Wmsburg June 30. 1789.
My dear friend
I thank you sincerely for several letters, which my vagrant life between this place and Richmond upon business has prevented me from acknowledging in due season.
The amendments, proposed by you, are much approved by the strong fœderalists here and at the Metropolis; being considered as an anodyne to the discontented. Some others, equally affectionate to the union, but less sanguine, expect to hear at the next session of assembly, that a real melioration of the constitution was not so much intended, as a soporific draught to the restless. I believe indeed, that nothing, nay not even the abolishment of direct taxation would satisfy those, who are most clamorous. But I confess, I am still in hopes to see reported from your mouth some review of the various amendments proposed, and reasons against the fitness of such, as appeared improper for adoption.
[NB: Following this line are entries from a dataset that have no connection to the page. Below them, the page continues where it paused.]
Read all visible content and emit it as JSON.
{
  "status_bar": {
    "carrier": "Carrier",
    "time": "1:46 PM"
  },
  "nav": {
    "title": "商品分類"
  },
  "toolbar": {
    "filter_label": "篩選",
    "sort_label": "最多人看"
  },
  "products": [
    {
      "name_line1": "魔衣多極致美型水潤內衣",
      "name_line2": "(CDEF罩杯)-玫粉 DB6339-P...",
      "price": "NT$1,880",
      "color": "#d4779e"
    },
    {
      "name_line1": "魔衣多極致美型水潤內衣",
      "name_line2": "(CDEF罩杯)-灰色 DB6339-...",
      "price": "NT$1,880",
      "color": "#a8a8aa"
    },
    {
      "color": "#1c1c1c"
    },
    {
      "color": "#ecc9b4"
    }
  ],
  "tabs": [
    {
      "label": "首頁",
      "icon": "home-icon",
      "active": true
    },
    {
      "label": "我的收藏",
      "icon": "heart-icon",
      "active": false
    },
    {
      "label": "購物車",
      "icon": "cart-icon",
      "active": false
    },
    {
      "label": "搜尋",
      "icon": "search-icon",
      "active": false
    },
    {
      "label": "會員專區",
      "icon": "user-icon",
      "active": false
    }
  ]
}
I am now well-persuaded, that there is danger of the executive being a feebler member of the government, than I once supposed. I therefore much approve of the power of removal for which you have lately contended. But the temper of those, who boast of being democrates, does not relish the fabrication of one great man, and throw out of view, when they manifest their intemperance on this subject, the probable wickedness of faction.
At this distance from the center of deliberation, it would be rashness in the extreme to charge the arrangement of the fœderal courts with impropriety. I myself in particular, who know the discordancy of the states in judiciary matters, and the difficulty of obtaining concessions from lawyers, and especially from lawyers of different usages, cannot be hasty in dealing out censure. But you will excuse me for the following sentiments, formed without premeditation.1
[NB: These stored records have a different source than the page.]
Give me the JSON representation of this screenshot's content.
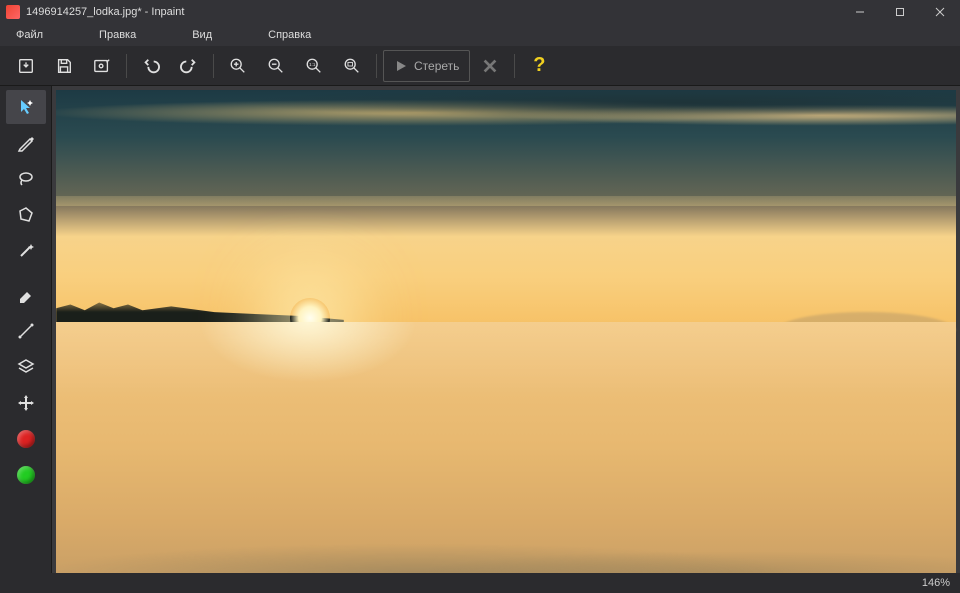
{
  "window": {
    "title": "1496914257_lodka.jpg* - Inpaint"
  },
  "menu": {
    "file": "Файл",
    "edit": "Правка",
    "view": "Вид",
    "help": "Справка"
  },
  "toolbar": {
    "erase_label": "Стереть"
  },
  "status": {
    "zoom": "146%"
  },
  "icons": {
    "open": "open",
    "save": "save",
    "save_as": "save-as",
    "undo": "undo",
    "redo": "redo",
    "zoom_in": "zoom-in",
    "zoom_out": "zoom-out",
    "zoom_actual": "zoom-1to1",
    "zoom_fit": "zoom-fit",
    "run": "play",
    "cancel": "x",
    "hint": "?"
  }
}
1. I pass by the title; tho’ judiciary courts might perhaps be converted into an expression, indicative of more accuracy and attention.
2. The number of supreme judges is too small, to make head against eleven state-judiciaries, always disposed to warfare. Nine or perhaps eleven would not transgress the limits of œconomy too far, and would give an opportunity of gratifying each state with a supreme as well as a district judge.
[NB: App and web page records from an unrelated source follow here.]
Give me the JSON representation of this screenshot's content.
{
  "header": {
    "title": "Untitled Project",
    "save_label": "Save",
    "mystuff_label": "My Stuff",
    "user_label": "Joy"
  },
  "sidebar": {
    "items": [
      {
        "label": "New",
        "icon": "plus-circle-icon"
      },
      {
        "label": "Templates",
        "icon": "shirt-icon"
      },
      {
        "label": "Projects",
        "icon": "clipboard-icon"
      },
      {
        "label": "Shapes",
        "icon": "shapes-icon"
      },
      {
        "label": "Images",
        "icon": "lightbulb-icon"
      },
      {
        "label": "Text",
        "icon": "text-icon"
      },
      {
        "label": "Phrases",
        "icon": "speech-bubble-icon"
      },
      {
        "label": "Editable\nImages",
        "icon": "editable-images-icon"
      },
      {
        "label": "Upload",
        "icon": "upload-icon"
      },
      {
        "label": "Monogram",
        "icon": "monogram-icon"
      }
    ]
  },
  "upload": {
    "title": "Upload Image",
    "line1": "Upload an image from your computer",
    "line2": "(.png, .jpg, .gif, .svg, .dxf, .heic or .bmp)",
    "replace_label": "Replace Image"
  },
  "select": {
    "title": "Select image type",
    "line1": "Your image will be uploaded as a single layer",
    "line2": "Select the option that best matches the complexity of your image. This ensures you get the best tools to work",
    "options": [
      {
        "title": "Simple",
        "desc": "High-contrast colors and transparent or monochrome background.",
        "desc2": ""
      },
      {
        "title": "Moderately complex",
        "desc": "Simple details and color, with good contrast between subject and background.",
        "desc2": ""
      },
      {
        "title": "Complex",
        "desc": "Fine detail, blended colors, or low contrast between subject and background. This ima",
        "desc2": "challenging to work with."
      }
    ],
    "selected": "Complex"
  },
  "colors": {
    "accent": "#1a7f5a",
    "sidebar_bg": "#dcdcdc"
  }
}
3. In general I see nothing improper in an even number of judges in the dernier resort. In the present case a question decided by a bare majority in a circuit court, one of which shall be the district judge, but affirmed in the supreme court, merely because the voices there are equal on each side, will excite murmur.
4. The jurisdiction is inartificially, untechnically and confusedly worded. Would it not have been sufficient to have left this point upon the constitution itself? Will the courts be bound by any definition of authority, which the constitution does not in their opinion warrant?
5. I cannot discover, what disadvantage the system would have sustained by dividing the courts into separate laws. The equitable jurisdiction at least, which has crept in, seemingly uninvited and half forgotten, would have come forth with more lustre, than it does, crammed into a corner.
6. No man is to be sued but in his own district, or where the writ shall be served. What limitation is this?
7. The minute detail ought to be consigned to the judges. Every attempt towards it must be imperfect, and being so may become a topic of ridicule to technical men. I wish this idea had been thought worthy of attention; thus the bill would have been less criticized. I wish even now, that the judges of the supreme court were first to be called upon, before a definitive step shall be taken. A temporary provision, until their report can be had, surely is not impossible.
I can speak in generals only; but I beseech you and my friend A. White, to whom I should have written but for the heat of the day, and a hope, that you will shew him this letter—not to suffer the bill to be sealed as a law in its present dress. Yrs. mo. sincerely & afftely
RC (DLC). Docketed by JM.